Complicating matters further, the expert depositions were not completed until after briefing concluded, and the district court rejected the Klasches' supplemental opposition even though Walgreens stipulated to its filing. Given our rejection of Walgreens' principal argument that it had no duty as a matter of law, which materially changes the issues presented by the summary judgment motion, we conclude that potential factual issues remain that preclude affirming the district court's summary judgment at this point.
By insulating pharmacists from liability for failing to warn their customers of a medication's generalized risks, the learned-intermediary doctrine prevents pharmacists from interfering with the doctor-patient relationship. Because the public-policy considerations behind this doctrine are sound, we adopt it in the context of pharmacist/customer tort litigation. These public-policy considerations are less persuasive, however, when a pharmacist has knowledge of a customer-specific risk with respect to a prescribed medication. Accordingly, in such circumstances, the learned-intermediary doctrine does not insulate a pharmacist from liability, and the pharmacist instead has a duty to exercise reasonable care in warning the customer or notifying the prescribing doctor of this risk. Because factual issues remain in this case as to breach of duty and causation of injury, we reverse the district court's summary judgment in favor of Walgreens and remand this case to the district court for proceedings consistent with this opinion.

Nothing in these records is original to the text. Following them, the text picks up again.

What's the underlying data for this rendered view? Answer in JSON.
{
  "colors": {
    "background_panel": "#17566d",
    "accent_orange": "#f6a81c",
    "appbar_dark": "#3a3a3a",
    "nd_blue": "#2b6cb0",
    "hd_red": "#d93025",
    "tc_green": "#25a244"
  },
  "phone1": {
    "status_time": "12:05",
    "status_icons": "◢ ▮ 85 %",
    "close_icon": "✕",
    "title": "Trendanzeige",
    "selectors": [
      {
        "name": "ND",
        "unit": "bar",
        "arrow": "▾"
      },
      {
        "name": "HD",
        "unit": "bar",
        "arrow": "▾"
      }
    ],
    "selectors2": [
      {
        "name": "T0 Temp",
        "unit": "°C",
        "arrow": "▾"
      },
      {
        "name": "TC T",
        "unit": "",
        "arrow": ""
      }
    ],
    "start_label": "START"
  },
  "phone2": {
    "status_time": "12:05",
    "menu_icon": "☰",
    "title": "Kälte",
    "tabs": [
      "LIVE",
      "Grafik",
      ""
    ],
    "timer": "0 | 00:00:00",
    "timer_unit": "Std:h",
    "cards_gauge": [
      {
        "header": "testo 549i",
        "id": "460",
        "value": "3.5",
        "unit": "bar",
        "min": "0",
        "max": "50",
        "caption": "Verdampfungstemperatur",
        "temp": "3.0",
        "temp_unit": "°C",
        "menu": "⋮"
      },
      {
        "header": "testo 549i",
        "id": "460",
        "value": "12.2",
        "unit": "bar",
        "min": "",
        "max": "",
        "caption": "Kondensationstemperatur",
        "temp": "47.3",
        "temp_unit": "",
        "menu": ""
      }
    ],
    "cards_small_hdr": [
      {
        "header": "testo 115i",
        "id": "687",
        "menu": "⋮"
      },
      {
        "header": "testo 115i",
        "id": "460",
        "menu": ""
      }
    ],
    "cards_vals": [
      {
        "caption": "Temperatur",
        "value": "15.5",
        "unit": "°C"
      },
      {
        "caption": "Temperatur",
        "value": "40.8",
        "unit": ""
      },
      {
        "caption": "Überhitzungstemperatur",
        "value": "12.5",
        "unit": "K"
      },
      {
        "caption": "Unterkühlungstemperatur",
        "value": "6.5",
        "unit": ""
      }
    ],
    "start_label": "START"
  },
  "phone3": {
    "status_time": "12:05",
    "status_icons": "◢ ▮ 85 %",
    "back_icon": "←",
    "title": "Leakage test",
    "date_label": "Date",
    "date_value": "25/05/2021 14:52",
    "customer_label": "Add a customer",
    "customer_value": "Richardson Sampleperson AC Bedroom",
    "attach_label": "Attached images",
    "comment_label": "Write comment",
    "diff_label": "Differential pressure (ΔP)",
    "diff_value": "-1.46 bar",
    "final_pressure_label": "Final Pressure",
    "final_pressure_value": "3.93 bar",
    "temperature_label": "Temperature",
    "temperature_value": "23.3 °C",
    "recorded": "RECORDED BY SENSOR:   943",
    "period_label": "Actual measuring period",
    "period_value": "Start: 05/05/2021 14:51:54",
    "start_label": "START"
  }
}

We concur: SAITTA, C.J., and DOUGLAS, CHERRY, GIBBONS, PICKERING, and HARDESTY, JJ.